The Journal shop on Canterbury Way in Wideopen.
-Credit: (Image: Newcastle Chronicle/Iain Buist)


A new alcohol licence for a Wideopen shop has been approved despite fears of anti-social behaviour.

North Tyneside Council’s licensing committee has granted The Journal Convenience Store, on 21 Canterbury Way, a permit for alcohol sales between 8am to 10pm daily. This comes despite local worries that a licence may contribute to troubling behaviour on the estate.

Wideopen local, Julie Hannon, told the committee she feared an alcohol licence in conjunction with longer opening hours was a recipe for fueling anti-social behaviour in the area. Ms Hannon also claimed she had 102 names objecting to the application.
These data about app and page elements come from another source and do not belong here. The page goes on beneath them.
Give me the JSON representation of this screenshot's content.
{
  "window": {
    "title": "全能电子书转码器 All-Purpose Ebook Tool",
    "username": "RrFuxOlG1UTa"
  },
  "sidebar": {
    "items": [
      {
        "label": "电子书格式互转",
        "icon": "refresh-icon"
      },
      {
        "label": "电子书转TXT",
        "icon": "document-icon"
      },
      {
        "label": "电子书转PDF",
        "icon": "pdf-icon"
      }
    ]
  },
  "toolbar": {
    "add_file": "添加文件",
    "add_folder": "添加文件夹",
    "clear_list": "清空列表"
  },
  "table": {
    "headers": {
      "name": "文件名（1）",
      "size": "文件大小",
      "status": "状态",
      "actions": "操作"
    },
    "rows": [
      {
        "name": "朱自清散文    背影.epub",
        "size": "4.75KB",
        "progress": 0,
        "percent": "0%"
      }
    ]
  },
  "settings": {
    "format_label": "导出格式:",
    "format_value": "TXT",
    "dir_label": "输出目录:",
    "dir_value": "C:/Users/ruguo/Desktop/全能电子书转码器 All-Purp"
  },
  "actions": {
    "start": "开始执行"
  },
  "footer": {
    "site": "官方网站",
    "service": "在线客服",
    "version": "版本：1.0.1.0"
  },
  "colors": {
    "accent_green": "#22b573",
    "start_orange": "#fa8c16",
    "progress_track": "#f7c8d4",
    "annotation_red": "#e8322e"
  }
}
She also had concerns about customers congregating outside the shop, close to nearby homes. Ms Hannon told the committee: “I have had past experience next to a shop selling alcohol. I have been a resident of Wideopen all my life, I’ve seen anti-social behaviour outside the Co-op, and outside the One Stop shop down the road.

“I’ve spoken to staff from these shops and they’ve told me they can’t get rid of kids hanging around outside, no matter what they do, and they are very concerned about the high levels of theft. I have witnessed it with my own eyes, living in that area.”

However, Esam Khass, representing applicant Kamalanathan Sakilan, told the licensing committee that his client had 15 years of experience in the industry and that no objections had been raised by Northumbria Police.

In addition, Mr Khass informed councillors the shop would adhere to ‘Challenge 25’ and install CCTV at both the front and back of the shop for extra security.

Mr Khass said: “This is a very very small establishment which has been trading for many years. The shop sells a wide range of goods. The proposed sale of alcohol will just be part of the overall business, roughly less than 15% of the floor space."

Mr Khass continued: “We put forward a comprehensive set of licensing conditions to uphold the licencing objectives.”

After listening to both representations and deliberation, North Tyneside Council’s licensing committee approved the applicant’s application for alcohol sales for consumption off the premises.